To be honest, I generally try to avoid news stories spun to invoke fear, not because I want to stick my head in the sand but because fear can hold an individual hostage if they let it. For some reason, this story felt different and it struck a chord with me for several reasons:
- I am the proud mom of a Boy Scout.
- We have repeatedly hiked in Rocky Mountain National Park.
- Fear was not the headline. Being prepared in all situations to affect positive outcomes was.
My son is quickly approaching sixteen and was diagnosed with multiple food allergies around age one. For years we struggled as a family to keep him safe until he was old enough to also advocate for himself. As time progressed, my son was outgrowing the “bubble” of home and began moving on to preschool, public school, and extra curricular activities.
He joined Cub Scouts in elementary school. It was a huge adjustment getting used to scout dinners, gatherings, and campouts. Fortunately, my husband volunteered to be involved as a Scout leader and was able to be at many meetings and campouts. This allowed him to teach my son not to avoid challenges, but how to navigate them with vigilance, safe food, and access to emergency medication. Then my son “graduated” Cub Scouts and would soon be moving up to Boy Scouts.
As a mom, I had to re-evaluate what worked for my tween son and my family and, for us, that meant giving him the freedom to live a normal kid life…all while taking proper precautions to keep him safe. I’d be lying if it was as easy for me to accept as it was to write that sentence. It is still a daily battle between my heart and my head to realize that I can do my best to teach my son how to be cautious and vigilant with his food allergies, but I cannot control everything. Spoiler alert…none of us can.

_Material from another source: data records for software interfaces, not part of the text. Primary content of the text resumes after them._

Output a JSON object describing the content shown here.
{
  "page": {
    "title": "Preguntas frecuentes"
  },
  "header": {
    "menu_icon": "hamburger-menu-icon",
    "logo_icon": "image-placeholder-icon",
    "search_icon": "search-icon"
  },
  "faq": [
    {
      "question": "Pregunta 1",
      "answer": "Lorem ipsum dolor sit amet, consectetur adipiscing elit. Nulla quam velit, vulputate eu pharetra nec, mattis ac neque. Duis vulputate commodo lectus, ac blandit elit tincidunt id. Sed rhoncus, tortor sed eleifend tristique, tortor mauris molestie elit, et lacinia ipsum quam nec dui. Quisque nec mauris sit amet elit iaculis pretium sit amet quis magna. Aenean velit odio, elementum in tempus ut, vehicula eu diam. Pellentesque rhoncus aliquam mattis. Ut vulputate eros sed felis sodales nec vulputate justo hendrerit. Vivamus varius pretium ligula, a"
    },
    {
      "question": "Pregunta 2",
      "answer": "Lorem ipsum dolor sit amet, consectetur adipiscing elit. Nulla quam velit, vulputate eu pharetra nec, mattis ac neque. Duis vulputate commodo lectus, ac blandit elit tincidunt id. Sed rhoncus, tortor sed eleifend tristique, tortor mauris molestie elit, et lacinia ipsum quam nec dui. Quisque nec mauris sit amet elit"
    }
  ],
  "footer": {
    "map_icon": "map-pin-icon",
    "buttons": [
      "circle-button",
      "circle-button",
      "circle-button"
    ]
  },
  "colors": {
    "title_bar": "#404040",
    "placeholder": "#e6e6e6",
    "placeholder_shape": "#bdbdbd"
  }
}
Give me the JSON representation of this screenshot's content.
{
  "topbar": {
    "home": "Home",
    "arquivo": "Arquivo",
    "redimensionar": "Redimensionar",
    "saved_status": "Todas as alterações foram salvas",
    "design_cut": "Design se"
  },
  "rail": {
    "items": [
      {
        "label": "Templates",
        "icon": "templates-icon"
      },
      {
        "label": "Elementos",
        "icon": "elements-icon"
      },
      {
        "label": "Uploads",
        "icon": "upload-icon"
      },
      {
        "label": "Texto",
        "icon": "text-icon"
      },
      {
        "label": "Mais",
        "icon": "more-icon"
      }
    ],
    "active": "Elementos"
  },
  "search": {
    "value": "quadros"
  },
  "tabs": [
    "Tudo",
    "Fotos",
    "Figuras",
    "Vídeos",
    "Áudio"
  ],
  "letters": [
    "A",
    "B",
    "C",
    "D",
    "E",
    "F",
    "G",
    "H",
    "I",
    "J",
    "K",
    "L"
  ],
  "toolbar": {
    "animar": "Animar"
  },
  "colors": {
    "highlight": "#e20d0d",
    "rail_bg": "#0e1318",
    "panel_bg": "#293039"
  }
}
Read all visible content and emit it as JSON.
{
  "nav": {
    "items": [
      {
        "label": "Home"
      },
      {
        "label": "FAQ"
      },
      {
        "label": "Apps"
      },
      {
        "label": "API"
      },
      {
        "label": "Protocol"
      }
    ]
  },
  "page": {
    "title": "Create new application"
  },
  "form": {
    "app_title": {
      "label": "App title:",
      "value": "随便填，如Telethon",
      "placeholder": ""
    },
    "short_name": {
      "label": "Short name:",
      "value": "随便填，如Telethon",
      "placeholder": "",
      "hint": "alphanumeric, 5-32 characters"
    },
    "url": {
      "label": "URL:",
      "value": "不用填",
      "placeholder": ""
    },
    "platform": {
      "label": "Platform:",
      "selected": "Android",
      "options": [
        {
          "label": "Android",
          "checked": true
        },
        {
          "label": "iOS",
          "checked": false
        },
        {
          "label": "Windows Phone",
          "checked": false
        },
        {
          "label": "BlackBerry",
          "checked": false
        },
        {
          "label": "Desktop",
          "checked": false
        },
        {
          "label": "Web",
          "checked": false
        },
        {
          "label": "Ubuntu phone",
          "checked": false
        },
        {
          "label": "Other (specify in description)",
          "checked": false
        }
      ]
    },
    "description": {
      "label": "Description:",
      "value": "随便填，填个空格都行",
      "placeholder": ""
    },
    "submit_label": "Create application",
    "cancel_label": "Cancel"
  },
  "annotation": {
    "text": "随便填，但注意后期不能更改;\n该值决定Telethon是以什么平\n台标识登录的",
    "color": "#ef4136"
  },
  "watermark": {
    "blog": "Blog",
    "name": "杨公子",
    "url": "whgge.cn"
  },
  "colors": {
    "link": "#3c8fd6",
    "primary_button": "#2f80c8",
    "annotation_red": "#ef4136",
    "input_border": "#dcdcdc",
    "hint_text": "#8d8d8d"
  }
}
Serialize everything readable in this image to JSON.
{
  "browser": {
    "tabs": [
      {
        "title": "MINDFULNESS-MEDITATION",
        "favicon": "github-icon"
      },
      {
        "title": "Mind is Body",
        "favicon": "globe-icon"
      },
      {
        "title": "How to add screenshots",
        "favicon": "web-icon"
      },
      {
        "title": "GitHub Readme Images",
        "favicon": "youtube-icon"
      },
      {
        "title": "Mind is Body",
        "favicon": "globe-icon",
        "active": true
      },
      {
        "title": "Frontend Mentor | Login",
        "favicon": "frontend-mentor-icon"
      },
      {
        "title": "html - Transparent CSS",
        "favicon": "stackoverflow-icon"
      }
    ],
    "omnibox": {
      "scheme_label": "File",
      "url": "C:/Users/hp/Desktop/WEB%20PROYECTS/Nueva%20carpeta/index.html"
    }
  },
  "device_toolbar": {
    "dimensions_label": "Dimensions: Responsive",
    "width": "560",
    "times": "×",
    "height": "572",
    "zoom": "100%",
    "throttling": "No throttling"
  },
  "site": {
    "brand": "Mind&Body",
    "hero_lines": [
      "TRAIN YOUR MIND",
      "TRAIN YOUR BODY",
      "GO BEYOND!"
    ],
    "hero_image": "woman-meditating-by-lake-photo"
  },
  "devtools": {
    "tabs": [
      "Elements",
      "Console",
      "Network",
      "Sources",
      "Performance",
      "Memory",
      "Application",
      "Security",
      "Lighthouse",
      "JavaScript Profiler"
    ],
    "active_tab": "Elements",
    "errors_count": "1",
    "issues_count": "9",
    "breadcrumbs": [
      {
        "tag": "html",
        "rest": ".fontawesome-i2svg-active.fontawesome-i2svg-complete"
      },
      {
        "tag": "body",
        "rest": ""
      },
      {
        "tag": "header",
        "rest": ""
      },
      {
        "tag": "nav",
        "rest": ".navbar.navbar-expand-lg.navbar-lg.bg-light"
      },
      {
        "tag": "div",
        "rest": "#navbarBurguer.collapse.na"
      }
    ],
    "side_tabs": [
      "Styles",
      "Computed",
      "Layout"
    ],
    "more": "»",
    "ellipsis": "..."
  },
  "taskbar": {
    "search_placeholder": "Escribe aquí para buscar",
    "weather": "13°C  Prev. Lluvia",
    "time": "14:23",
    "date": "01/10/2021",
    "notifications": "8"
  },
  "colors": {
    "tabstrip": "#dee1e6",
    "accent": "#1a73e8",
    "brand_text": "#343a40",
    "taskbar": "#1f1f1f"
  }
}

With the arrival of middle school, my son transitioned to Boy Scouts. This transition was a whole new ballgame. We are talking monthly multi-day campouts anywhere from one to five hours away where the boys cook their own food, pitch their own tents, and go on hiking and boating expeditions. Can you say comfort zone obliterated?
My husband continued to volunteer with scouts, but served more in an administrative role than shadowing my son’s every move. One of the amazing side benefits of being a Boy Scout is that you begin to take on a greater level of independence and responsibility for yourself and others. After all, that is a big part of growing up.
Look at me calmly spouting sage wisdom about independence and growing up. Don’t let the cavalier tone fool you. Any food allergy/asthma wisdom I gain is usually hard earned because of a challenge I and my son went head to head with and came out of on the other side.
In this case, that challenge looked like sending my son on a seven hour canoe trip down the Guadalupe River where he would not be right next door to the emergency services of a hospital and would be relying on MREs (meals ready to eat). It looked like sending my son to summer camp nine hours away to a remote scout camp in west Texas and a week long summer camp for at least the next four years. It meant hours of preparation in terms of medical forms, safe snacks, meal recon, and more.
I was neither stoic or ignorant about these challenges, but with each I came a step closer to accepting the slow realization that these situations are the exact things I’ve worked years to prepare him for. I can’t walk by his side forever and slay every dragon in his path. I have to lead by example, teach him the best I can, and then trust him to safely make his own way. His own way isn’t always perfect, but that is okay too because it keeps complacency at bay and often turns mistakes into valuable life lessons.
Because of the lessons we both learned with his newfound independence through Scouts, we felt empowered to seek out hiking adventures in the heart of Rocky Mountain National Park. Did my hiking bag weigh a few extra pounds because I loaded every epinephrine device we own in it? You betcha. Did we pack the inhaler and several cases of safe snacks? You know it. Did I perhaps lose a little sleep thinking about how things would work if there was a reaction on the trail despite our best efforts? The circles under my eyes frequently answered that question.
But you know what? We planned the best we could and we did it. Not just one hike but several. And we’ve done it again many more times since.
We do not think ourselves impervious to disaster by any means, but we do know that if we stop summoning our wit and bravery when adventures comes knocking, we are not living life but are simply tolerating it.